I was also impressed with the amount of thought that went into the 190’s interior layout. For example, access to the bilge, gained by removing the storage containers under the aft jumpseats, is wide open, making it easy to reach the pumps and through-hulls. Similarly, a large hatch in the front of the console makes it easy to service the batteries and wiring. This sub-console area can also be used for storage. Tideline also made sure the fuel tanks could be accessed via the 2 large removable hatches on either side of the console.
Tideline 190 Standard Features
The 190 is tricked out with a 20-gallon bait well with clear plexi lid on the transom, flanked by 2 large jumpseats. The seat backs fold down to turn the transom into a flush casting area. The boat comes with lighted under-gunwale rod racks and a leaning post (with rocket launcher) that taps into aluminum plates molded into the deck. Pull-up cleats and a pop-up bow light are standard, making the boat ideal for fly fishing.
The console features 2 stainless cup holders and a large dash for flush-mounted electronics. The wheel is located in the center of the helm, with the throttle to starboard. A teak steering pedestal is an option.
A large dry-storage compartment is located in front of the console, and there’s another roomy compartment under the bow. About the only negative was the lack of a dedicated anchor locker. The bow is also pre-wired for a trolling motor, with battery storage inside the console.
Overall, I feel that the 190 is an impressive little fishing boat, and a pretty good bargain at the $39,000 base price ($41,500 with trailer). As Stronach and Collins loaded the boat onto its trailer and headed north to their next demo location, I was sorry to see them go, especially since fish were busting outside the harbor throughout our test! The 190 may be built in North Carolina, but the company clearly understands the needs of New England coastal anglers.
Currently the company is selling the 190 direct from the factory, and a certain level of customization is available.
- Beam: 8’ 4”
- Weight: 2,600 lbs.

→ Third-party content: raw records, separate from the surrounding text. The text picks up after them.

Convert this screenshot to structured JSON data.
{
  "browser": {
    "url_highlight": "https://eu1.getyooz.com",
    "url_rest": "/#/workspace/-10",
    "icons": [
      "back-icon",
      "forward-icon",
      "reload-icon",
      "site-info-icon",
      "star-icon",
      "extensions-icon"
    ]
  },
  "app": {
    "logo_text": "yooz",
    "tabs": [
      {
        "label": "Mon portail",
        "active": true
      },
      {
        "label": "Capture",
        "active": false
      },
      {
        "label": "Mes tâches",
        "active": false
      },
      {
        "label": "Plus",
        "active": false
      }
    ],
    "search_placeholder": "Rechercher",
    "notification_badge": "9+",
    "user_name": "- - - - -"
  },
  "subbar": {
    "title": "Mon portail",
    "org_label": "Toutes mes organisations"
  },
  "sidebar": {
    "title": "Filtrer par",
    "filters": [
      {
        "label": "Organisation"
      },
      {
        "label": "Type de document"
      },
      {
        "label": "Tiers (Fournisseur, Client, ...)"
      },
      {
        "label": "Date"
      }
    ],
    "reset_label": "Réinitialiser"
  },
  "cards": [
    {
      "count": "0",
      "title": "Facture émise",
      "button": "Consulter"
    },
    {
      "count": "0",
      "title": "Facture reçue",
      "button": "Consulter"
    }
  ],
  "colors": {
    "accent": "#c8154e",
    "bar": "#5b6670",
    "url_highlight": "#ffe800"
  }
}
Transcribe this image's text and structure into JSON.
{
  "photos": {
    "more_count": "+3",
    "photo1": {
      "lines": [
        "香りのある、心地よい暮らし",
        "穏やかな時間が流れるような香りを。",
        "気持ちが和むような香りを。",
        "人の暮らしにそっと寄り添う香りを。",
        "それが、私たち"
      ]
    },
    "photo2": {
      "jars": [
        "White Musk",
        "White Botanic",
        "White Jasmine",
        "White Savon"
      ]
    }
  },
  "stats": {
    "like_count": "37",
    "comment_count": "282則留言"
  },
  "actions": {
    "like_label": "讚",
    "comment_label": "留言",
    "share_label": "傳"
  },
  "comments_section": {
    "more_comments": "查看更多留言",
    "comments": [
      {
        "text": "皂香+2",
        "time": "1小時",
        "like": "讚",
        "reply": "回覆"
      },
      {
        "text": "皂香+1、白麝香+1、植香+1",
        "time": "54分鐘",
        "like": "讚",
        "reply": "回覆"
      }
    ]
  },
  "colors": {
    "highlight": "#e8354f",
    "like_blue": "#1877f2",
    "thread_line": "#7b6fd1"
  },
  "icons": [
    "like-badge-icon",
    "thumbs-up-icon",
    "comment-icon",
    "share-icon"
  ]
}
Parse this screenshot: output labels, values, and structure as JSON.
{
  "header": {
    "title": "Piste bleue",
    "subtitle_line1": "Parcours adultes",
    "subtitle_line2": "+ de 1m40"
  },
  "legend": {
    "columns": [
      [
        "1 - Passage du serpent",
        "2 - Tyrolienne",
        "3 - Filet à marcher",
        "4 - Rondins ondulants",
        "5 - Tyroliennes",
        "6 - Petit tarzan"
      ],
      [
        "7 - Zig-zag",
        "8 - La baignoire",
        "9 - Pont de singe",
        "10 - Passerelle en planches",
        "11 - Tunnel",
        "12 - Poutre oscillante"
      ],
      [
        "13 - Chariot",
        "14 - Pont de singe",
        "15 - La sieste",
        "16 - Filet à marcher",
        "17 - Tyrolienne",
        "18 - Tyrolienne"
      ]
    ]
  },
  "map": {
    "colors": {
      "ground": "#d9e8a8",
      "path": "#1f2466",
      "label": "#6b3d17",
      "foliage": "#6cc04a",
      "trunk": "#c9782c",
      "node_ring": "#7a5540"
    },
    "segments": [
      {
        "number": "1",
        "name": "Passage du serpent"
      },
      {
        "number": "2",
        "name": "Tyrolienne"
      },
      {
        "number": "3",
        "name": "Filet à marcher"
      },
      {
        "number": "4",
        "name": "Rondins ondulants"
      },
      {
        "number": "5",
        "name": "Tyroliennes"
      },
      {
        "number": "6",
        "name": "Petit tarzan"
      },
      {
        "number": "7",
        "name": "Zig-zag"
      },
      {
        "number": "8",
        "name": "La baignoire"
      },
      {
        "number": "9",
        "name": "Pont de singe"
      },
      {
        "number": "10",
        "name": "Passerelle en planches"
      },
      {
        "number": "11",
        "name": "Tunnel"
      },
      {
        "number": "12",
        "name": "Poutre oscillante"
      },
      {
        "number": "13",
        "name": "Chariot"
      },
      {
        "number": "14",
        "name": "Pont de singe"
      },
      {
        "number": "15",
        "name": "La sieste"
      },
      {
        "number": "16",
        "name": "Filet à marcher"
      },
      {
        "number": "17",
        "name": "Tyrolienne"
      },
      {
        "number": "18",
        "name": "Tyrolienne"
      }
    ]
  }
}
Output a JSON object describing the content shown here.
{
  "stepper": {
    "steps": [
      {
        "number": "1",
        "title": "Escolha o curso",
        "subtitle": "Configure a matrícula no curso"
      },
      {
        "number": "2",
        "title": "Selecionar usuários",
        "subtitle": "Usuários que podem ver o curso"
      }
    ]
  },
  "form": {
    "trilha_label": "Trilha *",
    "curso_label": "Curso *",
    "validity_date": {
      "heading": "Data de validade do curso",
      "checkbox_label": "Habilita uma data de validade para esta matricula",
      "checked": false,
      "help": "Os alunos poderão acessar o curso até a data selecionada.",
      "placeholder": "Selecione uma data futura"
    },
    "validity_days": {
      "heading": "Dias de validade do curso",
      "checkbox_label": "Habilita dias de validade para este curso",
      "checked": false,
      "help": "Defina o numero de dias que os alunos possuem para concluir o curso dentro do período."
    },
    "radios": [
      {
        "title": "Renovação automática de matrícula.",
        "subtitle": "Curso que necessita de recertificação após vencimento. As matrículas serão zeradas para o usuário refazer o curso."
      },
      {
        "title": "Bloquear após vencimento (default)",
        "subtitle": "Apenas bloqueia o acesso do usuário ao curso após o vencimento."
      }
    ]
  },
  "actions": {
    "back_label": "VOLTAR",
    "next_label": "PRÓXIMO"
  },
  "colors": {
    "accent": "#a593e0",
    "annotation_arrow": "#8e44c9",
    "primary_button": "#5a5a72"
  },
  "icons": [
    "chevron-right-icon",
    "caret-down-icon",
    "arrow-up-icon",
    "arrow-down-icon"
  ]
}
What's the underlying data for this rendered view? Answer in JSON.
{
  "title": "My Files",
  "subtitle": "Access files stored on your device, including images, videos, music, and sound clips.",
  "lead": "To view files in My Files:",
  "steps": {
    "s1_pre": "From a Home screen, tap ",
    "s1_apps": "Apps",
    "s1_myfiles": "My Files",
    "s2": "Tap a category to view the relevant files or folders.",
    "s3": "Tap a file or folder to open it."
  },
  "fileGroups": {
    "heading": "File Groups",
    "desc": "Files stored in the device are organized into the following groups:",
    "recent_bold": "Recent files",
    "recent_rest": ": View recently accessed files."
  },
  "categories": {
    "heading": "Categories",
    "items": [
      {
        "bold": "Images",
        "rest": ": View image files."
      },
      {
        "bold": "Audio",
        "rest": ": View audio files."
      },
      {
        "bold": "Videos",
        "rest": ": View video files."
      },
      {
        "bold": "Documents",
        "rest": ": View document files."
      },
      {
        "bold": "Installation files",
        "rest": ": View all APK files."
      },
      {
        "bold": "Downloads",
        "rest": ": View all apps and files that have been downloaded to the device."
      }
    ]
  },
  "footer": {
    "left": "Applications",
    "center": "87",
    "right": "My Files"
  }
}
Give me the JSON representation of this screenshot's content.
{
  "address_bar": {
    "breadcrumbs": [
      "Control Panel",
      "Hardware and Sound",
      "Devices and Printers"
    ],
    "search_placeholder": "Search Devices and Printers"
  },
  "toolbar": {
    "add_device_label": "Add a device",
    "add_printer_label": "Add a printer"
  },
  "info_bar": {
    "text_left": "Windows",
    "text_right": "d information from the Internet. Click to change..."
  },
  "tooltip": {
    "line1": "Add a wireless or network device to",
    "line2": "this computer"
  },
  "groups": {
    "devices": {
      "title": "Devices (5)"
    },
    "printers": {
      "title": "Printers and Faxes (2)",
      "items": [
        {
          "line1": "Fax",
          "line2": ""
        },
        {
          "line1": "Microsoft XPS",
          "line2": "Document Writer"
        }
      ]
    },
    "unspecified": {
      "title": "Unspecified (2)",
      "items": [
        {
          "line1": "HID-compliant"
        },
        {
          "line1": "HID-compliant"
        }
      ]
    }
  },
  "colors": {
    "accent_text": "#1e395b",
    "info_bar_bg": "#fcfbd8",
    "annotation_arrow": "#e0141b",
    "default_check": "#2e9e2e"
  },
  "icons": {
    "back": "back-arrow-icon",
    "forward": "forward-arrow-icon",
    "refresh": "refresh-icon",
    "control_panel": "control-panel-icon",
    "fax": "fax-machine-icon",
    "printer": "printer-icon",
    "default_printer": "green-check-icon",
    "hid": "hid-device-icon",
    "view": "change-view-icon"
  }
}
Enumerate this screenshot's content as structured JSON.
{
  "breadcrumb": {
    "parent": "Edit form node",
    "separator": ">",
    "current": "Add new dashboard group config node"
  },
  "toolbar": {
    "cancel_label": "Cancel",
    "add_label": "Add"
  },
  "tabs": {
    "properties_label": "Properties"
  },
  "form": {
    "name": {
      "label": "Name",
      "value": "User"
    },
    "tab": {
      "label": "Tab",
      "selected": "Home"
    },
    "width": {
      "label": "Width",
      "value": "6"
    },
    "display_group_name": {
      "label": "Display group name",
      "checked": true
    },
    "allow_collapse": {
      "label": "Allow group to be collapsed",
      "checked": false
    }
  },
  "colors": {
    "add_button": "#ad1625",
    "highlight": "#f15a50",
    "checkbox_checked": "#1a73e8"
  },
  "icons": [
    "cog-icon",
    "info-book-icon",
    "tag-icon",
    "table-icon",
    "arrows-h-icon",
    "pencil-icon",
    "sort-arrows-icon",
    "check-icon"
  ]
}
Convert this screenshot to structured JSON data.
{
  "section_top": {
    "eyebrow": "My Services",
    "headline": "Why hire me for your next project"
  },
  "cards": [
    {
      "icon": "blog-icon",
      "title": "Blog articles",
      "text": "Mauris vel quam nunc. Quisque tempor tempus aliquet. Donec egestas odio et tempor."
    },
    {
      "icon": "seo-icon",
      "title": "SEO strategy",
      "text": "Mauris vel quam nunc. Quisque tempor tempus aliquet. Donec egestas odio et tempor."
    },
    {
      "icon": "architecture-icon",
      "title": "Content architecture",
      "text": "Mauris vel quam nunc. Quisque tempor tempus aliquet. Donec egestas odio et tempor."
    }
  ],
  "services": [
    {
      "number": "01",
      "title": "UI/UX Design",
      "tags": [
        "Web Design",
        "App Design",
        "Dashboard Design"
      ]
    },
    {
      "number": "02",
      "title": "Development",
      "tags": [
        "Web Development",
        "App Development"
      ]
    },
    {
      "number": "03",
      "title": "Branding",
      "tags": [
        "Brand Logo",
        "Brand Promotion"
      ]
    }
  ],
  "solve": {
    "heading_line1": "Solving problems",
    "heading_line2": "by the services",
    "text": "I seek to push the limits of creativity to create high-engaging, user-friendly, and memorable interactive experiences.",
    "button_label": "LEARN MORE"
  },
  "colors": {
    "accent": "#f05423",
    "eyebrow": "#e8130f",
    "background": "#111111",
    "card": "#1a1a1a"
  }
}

- Fuel: 48 gals.
- Draft: 12”
- Base price w/ 150-hp Yamaha or Suzuki outboard: $38,999
- Price with trailer: $41,499
- Tideline Boats
- 3109 Airport Dr., Unit E
- Wilson, NC 27896